Problem to solve
Match the word "GetPSCodeDropDownList". Return each line of the data below where it appears.

Data for processing

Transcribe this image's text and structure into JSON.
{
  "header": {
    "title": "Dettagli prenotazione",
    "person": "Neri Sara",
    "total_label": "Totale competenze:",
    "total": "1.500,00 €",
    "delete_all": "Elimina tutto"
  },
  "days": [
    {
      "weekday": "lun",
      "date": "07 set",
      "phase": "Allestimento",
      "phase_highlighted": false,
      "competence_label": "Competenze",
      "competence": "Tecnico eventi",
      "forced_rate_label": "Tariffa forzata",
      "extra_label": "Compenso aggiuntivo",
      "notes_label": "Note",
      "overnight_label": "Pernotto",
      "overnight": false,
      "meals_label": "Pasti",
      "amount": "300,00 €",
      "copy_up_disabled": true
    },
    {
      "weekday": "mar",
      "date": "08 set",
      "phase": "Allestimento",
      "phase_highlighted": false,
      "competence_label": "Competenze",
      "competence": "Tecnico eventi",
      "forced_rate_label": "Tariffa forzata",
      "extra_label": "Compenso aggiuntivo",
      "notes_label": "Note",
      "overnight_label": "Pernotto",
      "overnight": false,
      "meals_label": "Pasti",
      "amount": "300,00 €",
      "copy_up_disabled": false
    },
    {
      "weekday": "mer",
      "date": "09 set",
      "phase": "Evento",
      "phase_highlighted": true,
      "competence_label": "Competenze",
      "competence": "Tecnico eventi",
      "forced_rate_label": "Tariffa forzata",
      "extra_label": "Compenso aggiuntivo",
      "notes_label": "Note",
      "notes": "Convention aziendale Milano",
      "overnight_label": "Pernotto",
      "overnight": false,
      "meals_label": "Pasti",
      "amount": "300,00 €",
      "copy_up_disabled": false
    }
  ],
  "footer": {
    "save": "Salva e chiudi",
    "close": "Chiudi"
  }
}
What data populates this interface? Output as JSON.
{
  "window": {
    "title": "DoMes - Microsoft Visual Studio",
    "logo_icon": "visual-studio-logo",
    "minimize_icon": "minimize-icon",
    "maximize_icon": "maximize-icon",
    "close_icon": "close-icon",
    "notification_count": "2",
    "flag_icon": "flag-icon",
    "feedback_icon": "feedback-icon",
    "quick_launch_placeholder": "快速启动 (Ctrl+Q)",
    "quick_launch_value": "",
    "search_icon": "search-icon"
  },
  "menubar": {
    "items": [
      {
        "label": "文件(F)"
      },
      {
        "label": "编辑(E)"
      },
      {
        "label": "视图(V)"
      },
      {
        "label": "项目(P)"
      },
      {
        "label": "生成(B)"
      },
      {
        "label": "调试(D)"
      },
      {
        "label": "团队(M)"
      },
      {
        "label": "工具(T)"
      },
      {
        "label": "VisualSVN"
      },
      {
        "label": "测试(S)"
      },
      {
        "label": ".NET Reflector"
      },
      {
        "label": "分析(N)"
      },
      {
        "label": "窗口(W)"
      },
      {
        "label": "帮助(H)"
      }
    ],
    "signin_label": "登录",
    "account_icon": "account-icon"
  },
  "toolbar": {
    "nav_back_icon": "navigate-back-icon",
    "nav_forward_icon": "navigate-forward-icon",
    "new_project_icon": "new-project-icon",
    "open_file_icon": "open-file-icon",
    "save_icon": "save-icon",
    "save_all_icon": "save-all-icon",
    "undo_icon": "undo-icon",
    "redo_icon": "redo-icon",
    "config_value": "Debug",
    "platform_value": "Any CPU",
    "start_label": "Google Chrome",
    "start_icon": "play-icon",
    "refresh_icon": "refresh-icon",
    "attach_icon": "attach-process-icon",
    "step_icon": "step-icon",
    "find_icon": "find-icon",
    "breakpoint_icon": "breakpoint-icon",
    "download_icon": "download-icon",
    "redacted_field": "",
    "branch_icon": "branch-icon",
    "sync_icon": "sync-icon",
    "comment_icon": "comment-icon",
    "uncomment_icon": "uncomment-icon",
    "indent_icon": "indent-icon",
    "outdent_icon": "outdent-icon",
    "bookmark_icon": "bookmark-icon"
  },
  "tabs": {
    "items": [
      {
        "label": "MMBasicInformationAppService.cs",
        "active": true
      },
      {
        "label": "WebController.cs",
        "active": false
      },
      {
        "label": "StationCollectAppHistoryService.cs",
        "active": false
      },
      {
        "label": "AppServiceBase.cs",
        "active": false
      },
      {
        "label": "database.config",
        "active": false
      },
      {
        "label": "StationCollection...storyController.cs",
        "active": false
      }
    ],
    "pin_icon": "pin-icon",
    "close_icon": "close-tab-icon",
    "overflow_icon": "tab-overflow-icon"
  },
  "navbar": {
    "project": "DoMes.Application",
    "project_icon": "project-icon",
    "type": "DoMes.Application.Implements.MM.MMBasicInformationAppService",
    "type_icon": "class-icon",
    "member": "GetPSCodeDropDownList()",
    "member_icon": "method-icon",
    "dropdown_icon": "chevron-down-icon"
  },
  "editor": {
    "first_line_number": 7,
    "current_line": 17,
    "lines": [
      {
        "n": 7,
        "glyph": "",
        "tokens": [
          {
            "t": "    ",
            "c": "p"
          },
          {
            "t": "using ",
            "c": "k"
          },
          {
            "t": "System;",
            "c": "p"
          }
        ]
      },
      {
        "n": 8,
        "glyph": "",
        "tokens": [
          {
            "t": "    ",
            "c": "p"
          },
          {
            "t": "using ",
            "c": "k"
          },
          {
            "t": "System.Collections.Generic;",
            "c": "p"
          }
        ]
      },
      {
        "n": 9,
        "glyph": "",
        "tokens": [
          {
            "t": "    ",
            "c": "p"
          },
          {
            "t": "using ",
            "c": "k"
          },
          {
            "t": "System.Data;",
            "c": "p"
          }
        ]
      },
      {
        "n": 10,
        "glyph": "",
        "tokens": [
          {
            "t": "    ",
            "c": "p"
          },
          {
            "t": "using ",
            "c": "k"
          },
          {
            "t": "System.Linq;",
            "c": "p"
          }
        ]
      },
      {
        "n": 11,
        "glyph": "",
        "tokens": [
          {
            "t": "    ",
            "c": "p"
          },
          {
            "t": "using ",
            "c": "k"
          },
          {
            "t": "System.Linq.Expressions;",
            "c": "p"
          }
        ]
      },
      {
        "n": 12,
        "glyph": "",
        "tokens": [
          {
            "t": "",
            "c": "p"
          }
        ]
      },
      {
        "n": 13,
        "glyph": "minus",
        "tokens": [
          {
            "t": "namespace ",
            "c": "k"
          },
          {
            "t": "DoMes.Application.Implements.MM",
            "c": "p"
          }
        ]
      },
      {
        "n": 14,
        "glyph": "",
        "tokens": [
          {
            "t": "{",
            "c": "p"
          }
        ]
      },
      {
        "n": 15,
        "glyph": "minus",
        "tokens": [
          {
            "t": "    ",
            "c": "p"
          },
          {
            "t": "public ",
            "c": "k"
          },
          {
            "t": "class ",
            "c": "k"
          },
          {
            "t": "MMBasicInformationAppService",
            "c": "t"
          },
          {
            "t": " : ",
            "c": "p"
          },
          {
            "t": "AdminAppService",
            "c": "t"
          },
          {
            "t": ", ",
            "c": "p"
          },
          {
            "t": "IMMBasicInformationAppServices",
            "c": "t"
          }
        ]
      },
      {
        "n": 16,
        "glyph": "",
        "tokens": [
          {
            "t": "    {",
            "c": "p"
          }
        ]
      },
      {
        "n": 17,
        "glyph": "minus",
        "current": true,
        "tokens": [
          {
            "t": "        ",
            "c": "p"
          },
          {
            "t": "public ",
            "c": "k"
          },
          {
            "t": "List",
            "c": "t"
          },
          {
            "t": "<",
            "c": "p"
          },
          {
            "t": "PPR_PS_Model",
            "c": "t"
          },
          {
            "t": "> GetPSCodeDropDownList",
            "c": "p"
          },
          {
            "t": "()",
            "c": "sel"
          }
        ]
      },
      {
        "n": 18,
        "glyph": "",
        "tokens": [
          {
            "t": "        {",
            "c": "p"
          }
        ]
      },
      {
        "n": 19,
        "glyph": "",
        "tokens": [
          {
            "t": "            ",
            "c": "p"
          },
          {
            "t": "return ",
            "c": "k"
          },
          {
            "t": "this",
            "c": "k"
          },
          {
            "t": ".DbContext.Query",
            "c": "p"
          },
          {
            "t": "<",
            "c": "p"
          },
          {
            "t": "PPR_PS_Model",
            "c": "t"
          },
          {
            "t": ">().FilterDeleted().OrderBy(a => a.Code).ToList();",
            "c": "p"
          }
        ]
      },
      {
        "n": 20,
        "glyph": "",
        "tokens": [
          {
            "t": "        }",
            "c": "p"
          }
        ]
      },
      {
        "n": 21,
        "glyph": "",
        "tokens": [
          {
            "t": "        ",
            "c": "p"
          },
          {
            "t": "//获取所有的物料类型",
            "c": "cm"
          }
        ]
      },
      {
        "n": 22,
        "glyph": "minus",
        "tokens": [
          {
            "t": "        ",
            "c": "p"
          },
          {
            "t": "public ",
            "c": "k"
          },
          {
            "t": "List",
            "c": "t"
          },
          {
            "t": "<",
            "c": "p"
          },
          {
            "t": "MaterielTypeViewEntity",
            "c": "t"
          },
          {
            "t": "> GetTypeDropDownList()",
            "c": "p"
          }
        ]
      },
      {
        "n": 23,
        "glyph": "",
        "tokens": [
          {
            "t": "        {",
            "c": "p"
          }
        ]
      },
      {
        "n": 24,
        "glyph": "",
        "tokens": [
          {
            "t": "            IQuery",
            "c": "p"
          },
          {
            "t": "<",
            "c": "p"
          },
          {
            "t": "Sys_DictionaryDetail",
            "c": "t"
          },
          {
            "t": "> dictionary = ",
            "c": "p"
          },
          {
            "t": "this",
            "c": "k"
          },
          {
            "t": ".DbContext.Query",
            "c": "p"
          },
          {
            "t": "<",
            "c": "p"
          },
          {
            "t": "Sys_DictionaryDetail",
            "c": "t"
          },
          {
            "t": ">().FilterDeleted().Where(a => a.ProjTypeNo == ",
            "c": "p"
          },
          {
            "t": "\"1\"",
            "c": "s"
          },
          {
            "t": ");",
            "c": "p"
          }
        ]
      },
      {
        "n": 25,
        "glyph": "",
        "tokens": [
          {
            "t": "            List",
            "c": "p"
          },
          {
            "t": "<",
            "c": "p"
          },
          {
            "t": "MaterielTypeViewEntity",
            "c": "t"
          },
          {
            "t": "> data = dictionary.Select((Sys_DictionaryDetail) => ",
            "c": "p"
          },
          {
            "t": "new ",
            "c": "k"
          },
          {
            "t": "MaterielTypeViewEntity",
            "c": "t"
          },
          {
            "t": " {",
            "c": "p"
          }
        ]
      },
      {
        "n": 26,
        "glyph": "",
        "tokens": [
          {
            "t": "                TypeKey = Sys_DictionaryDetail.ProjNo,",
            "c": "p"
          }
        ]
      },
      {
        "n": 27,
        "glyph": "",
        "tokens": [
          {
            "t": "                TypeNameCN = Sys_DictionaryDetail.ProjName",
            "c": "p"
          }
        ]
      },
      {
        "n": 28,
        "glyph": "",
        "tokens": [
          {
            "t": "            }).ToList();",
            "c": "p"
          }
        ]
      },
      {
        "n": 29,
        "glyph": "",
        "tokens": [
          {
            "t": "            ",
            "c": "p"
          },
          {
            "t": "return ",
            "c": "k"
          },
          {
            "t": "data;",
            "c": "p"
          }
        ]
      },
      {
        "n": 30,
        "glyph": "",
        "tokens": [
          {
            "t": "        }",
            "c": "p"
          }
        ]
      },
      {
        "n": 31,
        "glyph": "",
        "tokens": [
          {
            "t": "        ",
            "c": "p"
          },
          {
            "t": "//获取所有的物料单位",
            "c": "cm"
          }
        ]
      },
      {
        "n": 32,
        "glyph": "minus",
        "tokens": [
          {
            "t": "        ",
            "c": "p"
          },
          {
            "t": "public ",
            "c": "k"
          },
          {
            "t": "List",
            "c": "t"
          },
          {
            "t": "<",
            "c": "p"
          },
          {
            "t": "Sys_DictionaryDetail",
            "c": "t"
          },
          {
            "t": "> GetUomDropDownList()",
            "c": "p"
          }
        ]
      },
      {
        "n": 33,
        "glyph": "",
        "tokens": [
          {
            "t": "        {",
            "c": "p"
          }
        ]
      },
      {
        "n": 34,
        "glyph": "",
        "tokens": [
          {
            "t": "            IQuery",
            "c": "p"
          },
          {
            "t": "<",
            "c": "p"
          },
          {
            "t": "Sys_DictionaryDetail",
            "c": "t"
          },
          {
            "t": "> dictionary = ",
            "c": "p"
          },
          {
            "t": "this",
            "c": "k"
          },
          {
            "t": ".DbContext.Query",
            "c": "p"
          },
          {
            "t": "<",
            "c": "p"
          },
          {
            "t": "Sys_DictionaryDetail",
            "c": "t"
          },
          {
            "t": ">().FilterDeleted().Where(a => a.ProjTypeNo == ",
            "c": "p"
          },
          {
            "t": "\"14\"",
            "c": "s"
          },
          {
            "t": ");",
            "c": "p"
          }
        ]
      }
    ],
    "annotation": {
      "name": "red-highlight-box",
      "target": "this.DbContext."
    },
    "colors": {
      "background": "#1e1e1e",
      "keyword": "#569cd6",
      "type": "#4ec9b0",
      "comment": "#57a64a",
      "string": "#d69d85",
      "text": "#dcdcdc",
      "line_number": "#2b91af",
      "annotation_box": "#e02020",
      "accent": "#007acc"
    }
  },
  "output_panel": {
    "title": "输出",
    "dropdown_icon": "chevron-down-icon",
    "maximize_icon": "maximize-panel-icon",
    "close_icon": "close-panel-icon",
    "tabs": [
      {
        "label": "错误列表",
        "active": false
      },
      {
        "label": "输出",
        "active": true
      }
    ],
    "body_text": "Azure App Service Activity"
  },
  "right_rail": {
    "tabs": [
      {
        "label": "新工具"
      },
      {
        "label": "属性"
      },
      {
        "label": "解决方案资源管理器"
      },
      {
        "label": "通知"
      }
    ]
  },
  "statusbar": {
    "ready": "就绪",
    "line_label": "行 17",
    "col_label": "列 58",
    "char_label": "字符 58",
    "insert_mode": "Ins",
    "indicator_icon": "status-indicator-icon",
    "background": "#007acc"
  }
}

Task output
    "member": "GetPSCodeDropDownList()",
            "t": "> GetPSCodeDropDownList",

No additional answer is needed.